4. How can U.S. energy stakeholders achieve cost parity across the nation’s electric grid for solar power versus new fossil-fuel-powered electric plants by the year 2020?
The impact on U.S. and world economies from being able to answer this question would be substantial. Imagine what could be done with a renewable energy source, with minimal environmental impact, that is more cost-effective than nonrenewable alternatives. Although this is an ambitious goal, the committee poses it as a grand challenge question, something requiring an extra effort to achieve. Today, it is not known how to achieve this cost parity with current solar cell technologies. Additionally, it is important to recall the statement made in 2010 by the America’s Energy Future Panel on Electricity from Renewable Resources in the report Electricity from Renewable Resources: Status, Prospects, and Impediments.

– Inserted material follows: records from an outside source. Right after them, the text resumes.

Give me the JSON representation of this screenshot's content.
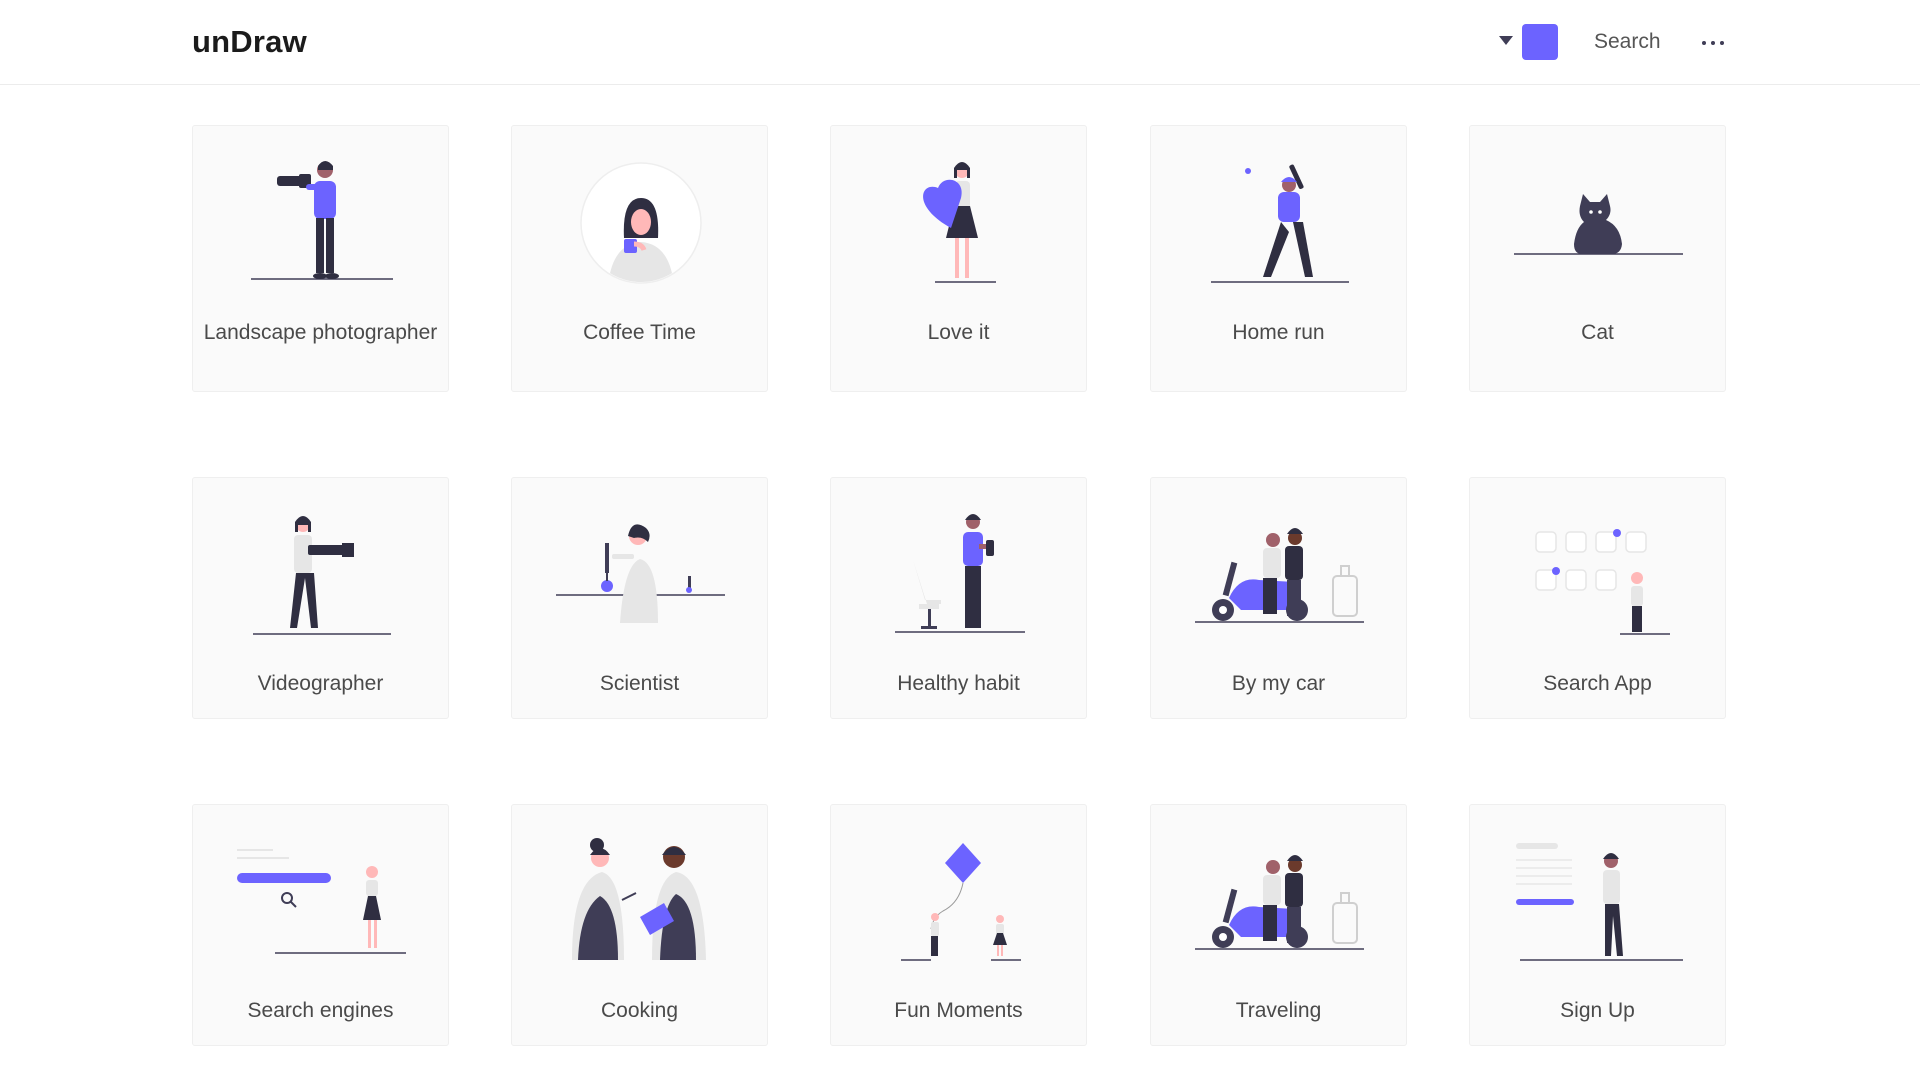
{
  "brand": {
    "logo": "unDraw",
    "accent_color": "#6c63ff"
  },
  "header": {
    "color_dropdown_icon": "caret-down-icon",
    "search_label": "Search",
    "more_icon": "more-horizontal-icon"
  },
  "illustrations": [
    {
      "title": "Landscape photographer",
      "icon": "photographer-illustration"
    },
    {
      "title": "Coffee Time",
      "icon": "coffee-illustration"
    },
    {
      "title": "Love it",
      "icon": "heart-illustration"
    },
    {
      "title": "Home run",
      "icon": "baseball-illustration"
    },
    {
      "title": "Cat",
      "icon": "cat-illustration"
    },
    {
      "title": "Videographer",
      "icon": "videographer-illustration"
    },
    {
      "title": "Scientist",
      "icon": "scientist-illustration"
    },
    {
      "title": "Healthy habit",
      "icon": "healthy-habit-illustration"
    },
    {
      "title": "By my car",
      "icon": "scooter-illustration"
    },
    {
      "title": "Search App",
      "icon": "search-app-illustration"
    },
    {
      "title": "Search engines",
      "icon": "search-engine-illustration"
    },
    {
      "title": "Cooking",
      "icon": "cooking-illustration"
    },
    {
      "title": "Fun Moments",
      "icon": "kite-illustration"
    },
    {
      "title": "Traveling",
      "icon": "traveling-illustration"
    },
    {
      "title": "Sign Up",
      "icon": "sign-up-illustration"
    }
  ]
}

For the time period from the present to 2020, there are no current technological constraints for wind, solar photovoltaics and concentrating solar power, conventional geothermal, and biopower technologies to accelerate deployment. The primary current barriers are the cost-competitiveness of the existing technologies relative to most other sources of electricity (with no costs assigned to carbon emissions or other currently unpriced externalities), the lack of sufficient transmission capacity to move electricity generated from renewable resources to distant demand centers, and the lack of sustained policies.77
The second major area in which optics can contribute to energy security in the United States is through solid-state lighting.
Key Recommendation: The DOE should strongly encourage the development of highly efficient light-emitting diodes (LEDs) for general-purpose lighting and other applications.
For example, the DOE could move aggressively toward its 21st-century lightbulb, with greater than 150 lm/W, a color rendering index greater than 90, and a color temperature of approximately 2800 K. Since one major company has already published results meeting the technical requirements for the 21st-century lightbulb, the DOE should consider releasing this competition in 2012. Major progress is being made in solid-state lighting, which has such advantages over current lighting alternatives as less wasted heat generation and fast turn-on time. The United States needs to exploit the current expertise in solid state lighting to bring this technology to maturity and to market.
Recommendation: The DOE should:
1. Develop high-temperature solar cells suitable for use in conjunction with CSP systems. These solar cells can provide sunlight conversion to electricity in addition to the CSP thermal conversion. Moderate-efficiency solar cell electricity generation in addition to thermal electricity generation could drive total efficiency greater than 50 percent;
2. Develop more efficient, and less expensive, methods of solar power concentration for both low and high levels of concentration;
3. Develop methods to reduce LED costs, such as growing LEDs on silicon, or increasing SiC wafer sizes, or other LED substrate cost-reduction approaches; and
4. Develop efficient green LEDs to support quality RGB LED color rendering.
77 NAS-NAE-NRC. 2010. Electricity from Renewable Resources: Status, Prospects, and Impediments. Washington, D.C.: The National Academies Press, p. 4.
Recommendation: Governmental land use planning bodies should consider the potential impacts of a significant increase in land use associated with solar electric power plants.
Recommendation: The DOE and electric utilities should evaluate the electric grid for power movement across multiple time zones and evaluate whether changes should be made to support the period of time when grid parity is reached for solar power.